Instructor, Consultant
Psychology

Ex-programmer, ex-data-scientist, current PhD student in psychology.

Jose Aveldanes

Instructor, Consultant
Sociology

I'm a third-year Ph.D. student in Sociology and Demography. I'm broadly interested in families, social policy, and computational social science. I approach the study of social issues using nationally representative surveys and computational methods in an attempt to study inequality, culture, and demographic change.

Katherine Wolf

Adjunct Fellow
Environmental Science, Policy, and Management

Doctoral student in Rachel Morello-Frosch's laboratory in the Department of Environmental Science, Policy, and Management working at the intersection of environmental epidemiology, environmental justice, and causal inference. Particularly interested in developing quantitative methods to investigate the operation of social power in environmental monitoring regimes in the United States.

Amanda Glazer

Instructor
Statistics

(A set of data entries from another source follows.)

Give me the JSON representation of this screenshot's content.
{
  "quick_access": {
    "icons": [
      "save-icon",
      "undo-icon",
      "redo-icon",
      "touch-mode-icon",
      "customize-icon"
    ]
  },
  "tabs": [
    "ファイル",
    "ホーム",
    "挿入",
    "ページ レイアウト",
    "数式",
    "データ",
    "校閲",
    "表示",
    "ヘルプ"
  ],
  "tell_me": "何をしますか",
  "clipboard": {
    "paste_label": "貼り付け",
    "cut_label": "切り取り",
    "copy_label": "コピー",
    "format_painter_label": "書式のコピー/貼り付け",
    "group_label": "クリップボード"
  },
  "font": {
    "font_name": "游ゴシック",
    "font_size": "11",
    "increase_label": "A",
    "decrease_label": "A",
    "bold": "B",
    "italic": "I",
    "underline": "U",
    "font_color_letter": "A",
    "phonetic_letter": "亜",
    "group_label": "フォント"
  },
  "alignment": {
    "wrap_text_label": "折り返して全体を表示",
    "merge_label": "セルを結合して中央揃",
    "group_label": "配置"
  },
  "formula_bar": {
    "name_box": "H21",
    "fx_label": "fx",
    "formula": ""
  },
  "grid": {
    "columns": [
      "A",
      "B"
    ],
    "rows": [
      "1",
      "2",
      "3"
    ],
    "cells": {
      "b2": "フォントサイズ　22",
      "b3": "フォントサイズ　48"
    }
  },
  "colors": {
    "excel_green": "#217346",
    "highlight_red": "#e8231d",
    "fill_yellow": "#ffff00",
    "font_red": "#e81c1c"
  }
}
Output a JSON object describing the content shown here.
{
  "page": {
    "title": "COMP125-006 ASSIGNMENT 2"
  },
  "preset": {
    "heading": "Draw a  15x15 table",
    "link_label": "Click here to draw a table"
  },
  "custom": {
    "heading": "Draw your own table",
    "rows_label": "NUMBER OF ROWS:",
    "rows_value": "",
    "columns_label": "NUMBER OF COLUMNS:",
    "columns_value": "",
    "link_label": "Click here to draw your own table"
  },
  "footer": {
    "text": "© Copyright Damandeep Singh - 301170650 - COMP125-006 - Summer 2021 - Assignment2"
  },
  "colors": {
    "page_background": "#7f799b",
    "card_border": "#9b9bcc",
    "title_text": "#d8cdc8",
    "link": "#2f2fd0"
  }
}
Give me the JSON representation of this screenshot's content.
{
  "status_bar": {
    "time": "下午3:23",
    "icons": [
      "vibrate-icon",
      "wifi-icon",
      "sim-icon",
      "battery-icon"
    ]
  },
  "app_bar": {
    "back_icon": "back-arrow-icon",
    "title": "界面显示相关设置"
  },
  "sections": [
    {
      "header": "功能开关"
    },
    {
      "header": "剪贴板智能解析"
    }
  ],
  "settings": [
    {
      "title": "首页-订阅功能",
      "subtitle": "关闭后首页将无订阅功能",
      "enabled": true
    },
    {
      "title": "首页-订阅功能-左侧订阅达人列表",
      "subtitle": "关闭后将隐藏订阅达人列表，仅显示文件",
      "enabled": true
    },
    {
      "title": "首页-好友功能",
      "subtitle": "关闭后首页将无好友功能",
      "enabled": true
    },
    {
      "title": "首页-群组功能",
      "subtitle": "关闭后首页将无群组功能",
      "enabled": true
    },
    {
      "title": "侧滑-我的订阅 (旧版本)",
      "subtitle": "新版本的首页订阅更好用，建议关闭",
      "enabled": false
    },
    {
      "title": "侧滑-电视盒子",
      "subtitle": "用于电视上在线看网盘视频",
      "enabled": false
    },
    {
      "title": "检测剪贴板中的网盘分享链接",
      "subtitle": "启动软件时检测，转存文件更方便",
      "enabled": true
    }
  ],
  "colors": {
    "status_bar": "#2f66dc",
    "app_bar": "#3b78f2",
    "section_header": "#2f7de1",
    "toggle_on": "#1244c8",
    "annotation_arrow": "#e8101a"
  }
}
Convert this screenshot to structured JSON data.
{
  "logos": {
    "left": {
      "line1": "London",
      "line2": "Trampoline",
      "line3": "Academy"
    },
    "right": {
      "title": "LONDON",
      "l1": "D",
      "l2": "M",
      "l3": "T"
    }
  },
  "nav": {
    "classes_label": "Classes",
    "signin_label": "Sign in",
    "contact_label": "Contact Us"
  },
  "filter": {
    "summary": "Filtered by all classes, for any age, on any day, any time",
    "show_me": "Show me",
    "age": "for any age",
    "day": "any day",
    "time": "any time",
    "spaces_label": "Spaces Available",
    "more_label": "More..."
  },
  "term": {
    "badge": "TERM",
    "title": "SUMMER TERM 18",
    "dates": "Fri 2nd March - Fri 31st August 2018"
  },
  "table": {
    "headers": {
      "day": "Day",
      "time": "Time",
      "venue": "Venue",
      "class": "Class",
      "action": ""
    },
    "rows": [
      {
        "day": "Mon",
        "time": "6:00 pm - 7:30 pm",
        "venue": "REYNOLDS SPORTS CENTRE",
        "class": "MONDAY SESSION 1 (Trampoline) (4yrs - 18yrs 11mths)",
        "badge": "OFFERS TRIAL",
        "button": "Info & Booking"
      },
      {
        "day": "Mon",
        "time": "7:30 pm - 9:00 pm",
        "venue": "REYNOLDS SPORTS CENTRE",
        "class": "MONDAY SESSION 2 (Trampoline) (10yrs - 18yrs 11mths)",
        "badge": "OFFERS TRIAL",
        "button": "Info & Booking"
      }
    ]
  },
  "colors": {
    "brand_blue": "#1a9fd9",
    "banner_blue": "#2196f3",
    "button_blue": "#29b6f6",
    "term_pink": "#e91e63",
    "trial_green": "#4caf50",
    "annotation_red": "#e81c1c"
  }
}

Amanda is a PhD candidate in the statistics department at Berkeley. Her research focuses on causal inference with applications in education, political science and sports. Previously she earned her Bachelor’s degree in mathematics and statistics, with a secondary in computer science, from Harvard.